  • Aerate the soil: Aerating the soil helps to loosen it and improve water infiltration. This can make it more difficult for quackgrass to establish itself.
  • Mow regularly: Mowing your lawn regularly helps to keep quackgrass from getting too tall. This makes it easier to see and remove the weed.

Chemical Control: There are a number of herbicides that can be used to kill quackgrass. However, it is important to use herbicides carefully, as they can also kill other plants.

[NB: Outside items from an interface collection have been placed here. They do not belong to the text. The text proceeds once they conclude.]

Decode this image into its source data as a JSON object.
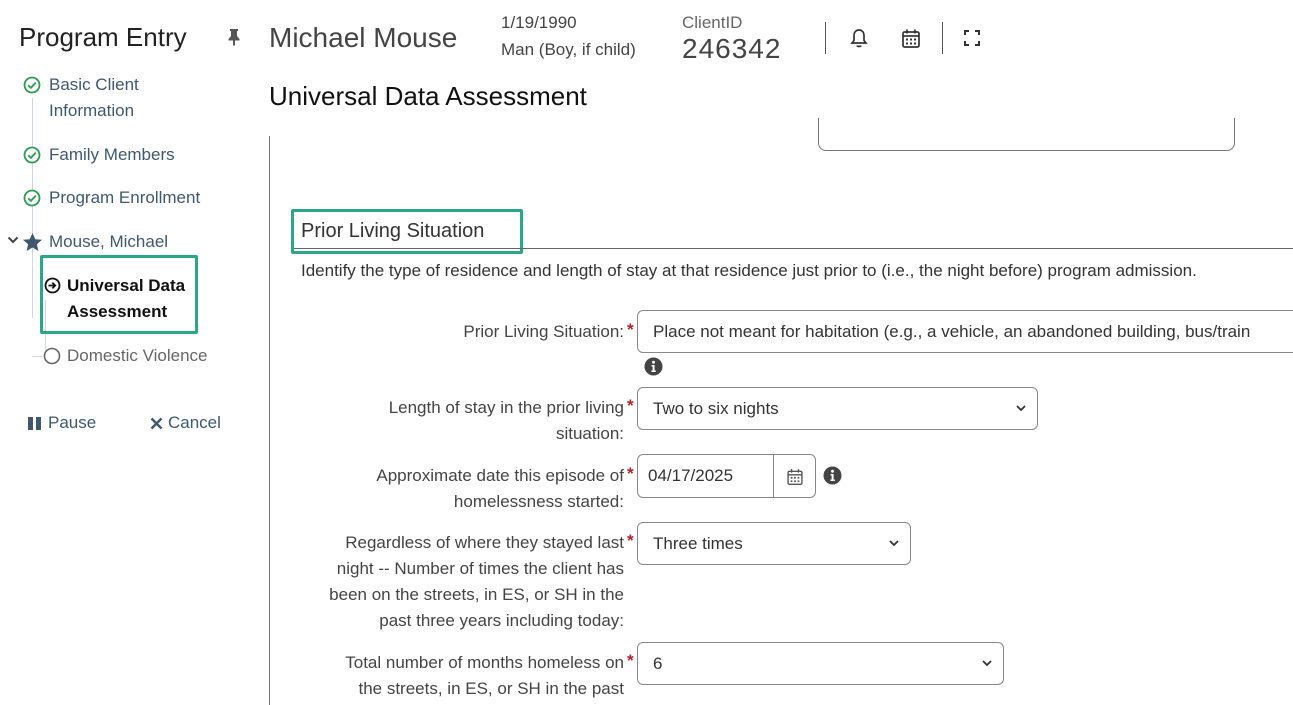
{
  "sidebar": {
    "title": "Program Entry",
    "steps": [
      {
        "line1": "Basic Client",
        "line2": "Information"
      },
      {
        "line1": "Family Members"
      },
      {
        "line1": "Program Enrollment"
      },
      {
        "line1": "Mouse, Michael"
      }
    ],
    "active_step": {
      "line1": "Universal Data",
      "line2": "Assessment"
    },
    "next_step": "Domestic Violence",
    "pause_label": "Pause",
    "cancel_label": "Cancel"
  },
  "header": {
    "client_name": "Michael Mouse",
    "dob": "1/19/1990",
    "gender": "Man (Boy, if child)",
    "client_id_label": "ClientID",
    "client_id": "246342"
  },
  "page": {
    "title": "Universal Data Assessment",
    "section_title": "Prior Living Situation",
    "section_desc": "Identify the type of residence and length of stay at that residence just prior to (i.e., the night before) program admission."
  },
  "fields": {
    "prior_living": {
      "label": "Prior Living Situation:",
      "value": "Place not meant for habitation (e.g., a vehicle, an abandoned building, bus/train"
    },
    "length_of_stay": {
      "label_line1": "Length of stay in the prior living",
      "label_line2": "situation:",
      "value": "Two to six nights"
    },
    "approx_date": {
      "label_line1": "Approximate date this episode of",
      "label_line2": "homelessness started:",
      "value": "04/17/2025"
    },
    "times_homeless": {
      "label_line1": "Regardless of where they stayed last",
      "label_line2": "night -- Number of times the client has",
      "label_line3": "been on the streets, in ES, or SH in the",
      "label_line4": "past three years including today:",
      "value": "Three times"
    },
    "months_homeless": {
      "label_line1": "Total number of months homeless on",
      "label_line2": "the streets, in ES, or SH in the past",
      "value": "6"
    }
  },
  "required_marker": "*",
  "colors": {
    "highlight": "#2aa786",
    "sidebar_text": "#3e5870",
    "required": "#b3202a"
  }
}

  • Selective herbicides: Selective herbicides kill quackgrass without harming other plants. However, they can be expensive and may only be effective on some types of quackgrass.
  • Non-selective herbicides: Non-selective herbicides kill all plants, including quackgrass. However, they are more likely to damage other plants in your lawn.

Manual Control: Manual control methods include pulling quackgrass by hand and digging up the rhizomes. These methods can be effective, but they are also time-consuming and labor-intensive.

  • Pulling quackgrass by hand: This is the most common way to control quackgrass manually. However, removing the entire plant, including the rhizomes, is important, or the weed will quickly regrow.
  • Digging up the rhizomes: This is a more effective way to control quackgrass than pulling it by hand. However, it is also more time-consuming and labor-intensive.

Additional Tips

If you have a quackgrass problem, it is important to consult with a lawn care professional, like those at Summit Lawns to get advice on the best control methods for your situation.

Here are some additional tips to battling this pesky weed and getting them out of your lawn for good:

  • Start early. Quackgrass is easier to control when young, and the rhizomes are not well-established.
  • Be persistent. It may take several years to eliminate quackgrass completely.
  • Don't give up. Quackgrass is a tough weed but can be controlled with patience and persistence.